>>>>

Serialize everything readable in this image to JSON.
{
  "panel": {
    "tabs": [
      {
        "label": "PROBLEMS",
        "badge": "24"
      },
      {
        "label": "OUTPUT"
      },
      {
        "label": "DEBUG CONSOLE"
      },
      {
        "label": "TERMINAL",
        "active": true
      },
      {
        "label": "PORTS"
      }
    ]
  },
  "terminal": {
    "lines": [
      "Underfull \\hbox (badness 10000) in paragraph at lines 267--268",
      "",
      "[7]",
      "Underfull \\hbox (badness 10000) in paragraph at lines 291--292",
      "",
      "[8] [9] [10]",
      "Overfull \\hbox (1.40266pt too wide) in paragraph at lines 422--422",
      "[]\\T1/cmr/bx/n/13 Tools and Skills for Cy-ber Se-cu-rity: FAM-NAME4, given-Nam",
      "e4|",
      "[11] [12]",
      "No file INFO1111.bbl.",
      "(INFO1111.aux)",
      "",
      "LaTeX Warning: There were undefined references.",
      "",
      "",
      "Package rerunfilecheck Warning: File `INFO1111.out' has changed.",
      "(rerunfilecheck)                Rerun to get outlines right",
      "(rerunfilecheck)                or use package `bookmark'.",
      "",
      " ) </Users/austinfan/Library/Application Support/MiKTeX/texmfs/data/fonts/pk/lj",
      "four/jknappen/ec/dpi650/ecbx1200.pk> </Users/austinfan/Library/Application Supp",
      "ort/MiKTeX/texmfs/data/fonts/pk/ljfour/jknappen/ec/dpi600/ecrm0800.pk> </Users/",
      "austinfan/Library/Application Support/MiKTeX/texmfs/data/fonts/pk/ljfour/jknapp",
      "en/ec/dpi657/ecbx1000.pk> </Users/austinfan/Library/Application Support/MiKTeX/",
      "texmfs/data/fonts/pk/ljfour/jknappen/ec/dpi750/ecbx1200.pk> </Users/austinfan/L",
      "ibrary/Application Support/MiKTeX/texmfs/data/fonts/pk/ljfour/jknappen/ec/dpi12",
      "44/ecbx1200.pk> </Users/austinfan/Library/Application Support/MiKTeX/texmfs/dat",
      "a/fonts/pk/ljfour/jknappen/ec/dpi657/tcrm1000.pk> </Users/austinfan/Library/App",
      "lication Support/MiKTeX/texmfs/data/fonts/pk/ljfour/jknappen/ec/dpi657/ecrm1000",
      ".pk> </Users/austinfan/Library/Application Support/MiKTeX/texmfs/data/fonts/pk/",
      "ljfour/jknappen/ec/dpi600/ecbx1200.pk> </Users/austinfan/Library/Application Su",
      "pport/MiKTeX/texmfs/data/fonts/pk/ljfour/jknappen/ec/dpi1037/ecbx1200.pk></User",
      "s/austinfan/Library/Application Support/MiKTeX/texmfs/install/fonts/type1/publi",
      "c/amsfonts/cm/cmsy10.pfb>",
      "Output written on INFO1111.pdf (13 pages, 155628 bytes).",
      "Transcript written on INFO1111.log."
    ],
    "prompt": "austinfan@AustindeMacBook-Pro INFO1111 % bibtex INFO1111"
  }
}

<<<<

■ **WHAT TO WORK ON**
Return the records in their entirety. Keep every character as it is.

■ **RESPONSE TO THE TASK**
Serialize everything readable in this image to JSON.
{
  "panel": {
    "tabs": [
      {
        "label": "PROBLEMS",
        "badge": "24"
      },
      {
        "label": "OUTPUT"
      },
      {
        "label": "DEBUG CONSOLE"
      },
      {
        "label": "TERMINAL",
        "active": true
      },
      {
        "label": "PORTS"
      }
    ]
  },
  "terminal": {
    "lines": [
      "Underfull \\hbox (badness 10000) in paragraph at lines 267--268",
      "",
      "[7]",
      "Underfull \\hbox (badness 10000) in paragraph at lines 291--292",
      "",
      "[8] [9] [10]",
      "Overfull \\hbox (1.40266pt too wide) in paragraph at lines 422--422",
      "[]\\T1/cmr/bx/n/13 Tools and Skills for Cy-ber Se-cu-rity: FAM-NAME4, given-Nam",
      "e4|",
      "[11] [12]",
      "No file INFO1111.bbl.",
      "(INFO1111.aux)",
      "",
      "LaTeX Warning: There were undefined references.",
      "",
      "",
      "Package rerunfilecheck Warning: File `INFO1111.out' has changed.",
      "(rerunfilecheck)                Rerun to get outlines right",
      "(rerunfilecheck)                or use package `bookmark'.",
      "",
      " ) </Users/austinfan/Library/Application Support/MiKTeX/texmfs/data/fonts/pk/lj",
      "four/jknappen/ec/dpi650/ecbx1200.pk> </Users/austinfan/Library/Application Supp",
      "ort/MiKTeX/texmfs/data/fonts/pk/ljfour/jknappen/ec/dpi600/ecrm0800.pk> </Users/",
      "austinfan/Library/Application Support/MiKTeX/texmfs/data/fonts/pk/ljfour/jknapp",
      "en/ec/dpi657/ecbx1000.pk> </Users/austinfan/Library/Application Support/MiKTeX/",
      "texmfs/data/fonts/pk/ljfour/jknappen/ec/dpi750/ecbx1200.pk> </Users/austinfan/L",
      "ibrary/Application Support/MiKTeX/texmfs/data/fonts/pk/ljfour/jknappen/ec/dpi12",
      "44/ecbx1200.pk> </Users/austinfan/Library/Application Support/MiKTeX/texmfs/dat",
      "a/fonts/pk/ljfour/jknappen/ec/dpi657/tcrm1000.pk> </Users/austinfan/Library/App",
      "lication Support/MiKTeX/texmfs/data/fonts/pk/ljfour/jknappen/ec/dpi657/ecrm1000",
      ".pk> </Users/austinfan/Library/Application Support/MiKTeX/texmfs/data/fonts/pk/",
      "ljfour/jknappen/ec/dpi600/ecbx1200.pk> </Users/austinfan/Library/Application Su",
      "pport/MiKTeX/texmfs/data/fonts/pk/ljfour/jknappen/ec/dpi1037/ecbx1200.pk></User",
      "s/austinfan/Library/Application Support/MiKTeX/texmfs/install/fonts/type1/publi",
      "c/amsfonts/cm/cmsy10.pfb>",
      "Output written on INFO1111.pdf (13 pages, 155628 bytes).",
      "Transcript written on INFO1111.log."
    ],
    "prompt": "austinfan@AustindeMacBook-Pro INFO1111 % bibtex INFO1111"
  }
}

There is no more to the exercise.